David Ogilvy, considered to be the "Father of Modern Advertising," one of the original "mad men," and author of fascinating books on the art, science and business of creating advertisements (all of which are amazingly fresh and relevant decades after they were written), starts off Ogilvy on Advertising in an unexpected way:
He describes a few examples of advertising that were found to lower sales. Ford put advertisements in every other copy of Reader's Digest. People who had not seen the advertisements bought more Fords than people who did. Advertisers, he asserted, seemed to buy into a myth that "all advertising increases sales to some degree."
The advertising industry has a lot to offer education. Advertisers are talented at getting people to remember information and act on that information; similar techniques can surely be used in education.
But a similar myth exists: any education is better than none. Any intervention is better than none. But is it true?
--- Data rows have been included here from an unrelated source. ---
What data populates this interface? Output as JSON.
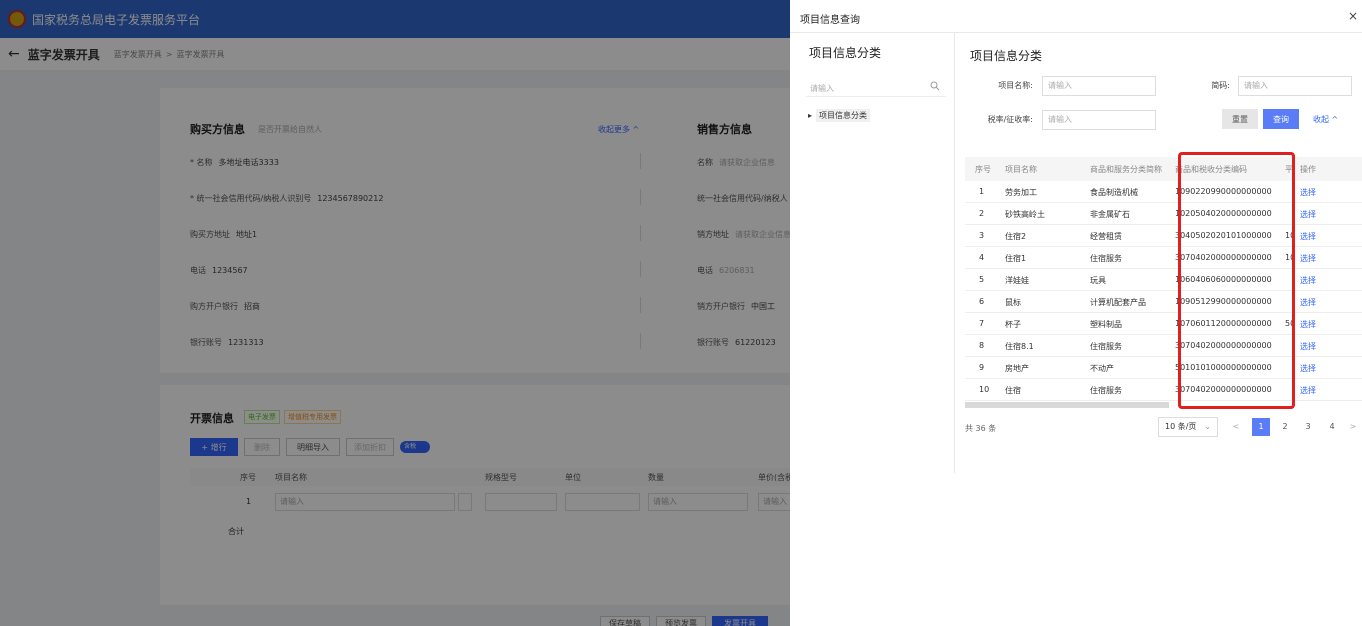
{
  "app": {
    "title": "国家税务总局电子发票服务平台"
  },
  "breadcrumb": {
    "back": "←",
    "title": "蓝字发票开具",
    "crumbs": [
      "蓝字发票开具",
      ">",
      "蓝字发票开具"
    ]
  },
  "buyer": {
    "title": "购买方信息",
    "natural_person": "是否开票给自然人",
    "collapse": "收起更多 ^",
    "name_label": "* 名称",
    "name_value": "多地址电话3333",
    "tax_label": "* 统一社会信用代码/纳税人识别号",
    "tax_value": "1234567890212",
    "addr_label": "购买方地址",
    "addr_value": "地址1",
    "phone_label": "电话",
    "phone_value": "1234567",
    "bank_label": "购方开户银行",
    "bank_value": "招商",
    "account_label": "银行账号",
    "account_value": "1231313"
  },
  "seller": {
    "title": "销售方信息",
    "name_label": "名称",
    "name_placeholder": "请获取企业信息",
    "tax_label": "统一社会信用代码/纳税人",
    "addr_label": "销方地址",
    "addr_placeholder": "请获取企业信息",
    "phone_label": "电话",
    "phone_value": "6206831",
    "bank_label": "销方开户银行",
    "bank_value": "中国工",
    "account_label": "银行账号",
    "account_value": "61220123"
  },
  "invoice": {
    "title": "开票信息",
    "tag1": "电子发票",
    "tag2": "增值税专用发票",
    "add_row": "+ 增行",
    "delete": "删除",
    "import": "明细导入",
    "split": "添加折扣",
    "toggle": "含税",
    "headers": [
      "序号",
      "项目名称",
      "规格型号",
      "单位",
      "数量",
      "单价(含税)"
    ],
    "row1_index": "1",
    "row_placeholder": "请输入",
    "total": "合计"
  },
  "footer": {
    "b1": "保存草稿",
    "b2": "预览发票",
    "b3": "发票开具"
  },
  "drawer": {
    "title": "项目信息查询",
    "close": "×",
    "left_title": "项目信息分类",
    "left_search_placeholder": "请输入",
    "tree_arrow": "▸",
    "tree_root": "项目信息分类",
    "right_title": "项目信息分类",
    "form": {
      "name_label": "项目名称:",
      "name_placeholder": "请输入",
      "short_label": "简码:",
      "short_placeholder": "请输入",
      "rate_label": "税率/征收率:",
      "rate_placeholder": "请输入",
      "reset": "重置",
      "query": "查询",
      "collapse": "收起 ^"
    },
    "table": {
      "headers": [
        "序号",
        "项目名称",
        "商品和服务分类简称",
        "商品和税收分类编码",
        "平台",
        "操作"
      ],
      "rows": [
        {
          "idx": "1",
          "name": "劳务加工",
          "cat": "食品制造机械",
          "code": "1090220990000000000",
          "extra": "",
          "op": "选择"
        },
        {
          "idx": "2",
          "name": "砂铁高岭土",
          "cat": "非金属矿石",
          "code": "1020504020000000000",
          "extra": "",
          "op": "选择"
        },
        {
          "idx": "3",
          "name": "住宿2",
          "cat": "经营租赁",
          "code": "3040502020101000000",
          "extra": "10",
          "op": "选择"
        },
        {
          "idx": "4",
          "name": "住宿1",
          "cat": "住宿服务",
          "code": "3070402000000000000",
          "extra": "10",
          "op": "选择"
        },
        {
          "idx": "5",
          "name": "洋娃娃",
          "cat": "玩具",
          "code": "1060406060000000000",
          "extra": "",
          "op": "选择"
        },
        {
          "idx": "6",
          "name": "鼠标",
          "cat": "计算机配套产品",
          "code": "1090512990000000000",
          "extra": "",
          "op": "选择"
        },
        {
          "idx": "7",
          "name": "杯子",
          "cat": "塑料制品",
          "code": "1070601120000000000",
          "extra": "50",
          "op": "选择"
        },
        {
          "idx": "8",
          "name": "住宿8.1",
          "cat": "住宿服务",
          "code": "3070402000000000000",
          "extra": "",
          "op": "选择"
        },
        {
          "idx": "9",
          "name": "房地产",
          "cat": "不动产",
          "code": "5010101000000000000",
          "extra": "",
          "op": "选择"
        },
        {
          "idx": "10",
          "name": "住宿",
          "cat": "住宿服务",
          "code": "3070402000000000000",
          "extra": "",
          "op": "选择"
        }
      ]
    },
    "pagination": {
      "total": "共 36 条",
      "page_size": "10 条/页",
      "prev": "<",
      "next": ">",
      "pages": [
        "1",
        "2",
        "3",
        "4"
      ]
    }
  },
  "colors": {
    "accent": "#5b7cf7",
    "highlight": "#e02020",
    "header": "#3366cc"
  }
}
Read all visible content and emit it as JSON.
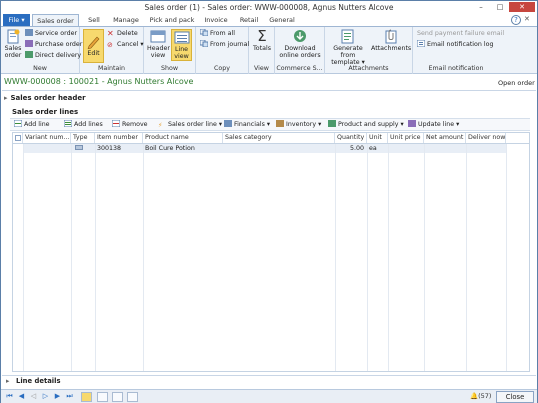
{
  "window": {
    "title": "Sales order (1) - Sales order: WWW-000008, Agnus Nutters Alcove",
    "minimize": "–",
    "maximize": "□",
    "close": "✕"
  },
  "tabs": [
    "Sales order",
    "Sell",
    "Manage",
    "Pick and pack",
    "Invoice",
    "Retail",
    "General"
  ],
  "file_tab": "File ▾",
  "help": "?",
  "ribbon_close": "✕",
  "ribbon": {
    "new": {
      "label": "New",
      "sales_order": "Sales order",
      "service_order": "Service order",
      "purchase_order": "Purchase order",
      "direct_delivery": "Direct delivery"
    },
    "maintain": {
      "label": "Maintain",
      "edit": "Edit",
      "delete": "Delete",
      "cancel": "Cancel ▾"
    },
    "show": {
      "label": "Show",
      "header_view": "Header view",
      "line_view": "Line view"
    },
    "copy": {
      "label": "Copy",
      "from_all": "From all",
      "from_journal": "From journal"
    },
    "view": {
      "label": "View",
      "totals": "Totals"
    },
    "commerce": {
      "label": "Commerce S...",
      "download": "Download online orders"
    },
    "attachments": {
      "label": "Attachments",
      "generate": "Generate from template ▾",
      "attachments": "Attachments"
    },
    "email": {
      "label": "Email notification",
      "send_failure": "Send payment failure email",
      "log": "Email notification log"
    }
  },
  "breadcrumb": "WWW-000008 : 100021 - Agnus Nutters Alcove",
  "open_order": "Open order",
  "sales_order_header": "Sales order header",
  "sales_order_lines": "Sales order lines",
  "line_toolbar": [
    "Add line",
    "Add lines",
    "Remove",
    "Sales order line ▾",
    "Financials ▾",
    "Inventory ▾",
    "Product and supply ▾",
    "Update line ▾"
  ],
  "grid": {
    "columns": [
      "Variant num...",
      "Type",
      "Item number",
      "Product name",
      "Sales category",
      "Quantity",
      "Unit",
      "Unit price",
      "Net amount",
      "Deliver now"
    ],
    "rows": [
      {
        "item_number": "300138",
        "product_name": "Boil Cure Potion",
        "quantity": "5.00",
        "unit": "ea"
      }
    ]
  },
  "line_details": "Line details",
  "status": {
    "notifications": "(57)",
    "close": "Close"
  }
}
Is there teaching that lowers knowledge, decreases skills, or hurts character?
I'm an entrepreneur and I teach math, history, economics, and fitness. I'm looking for arguments.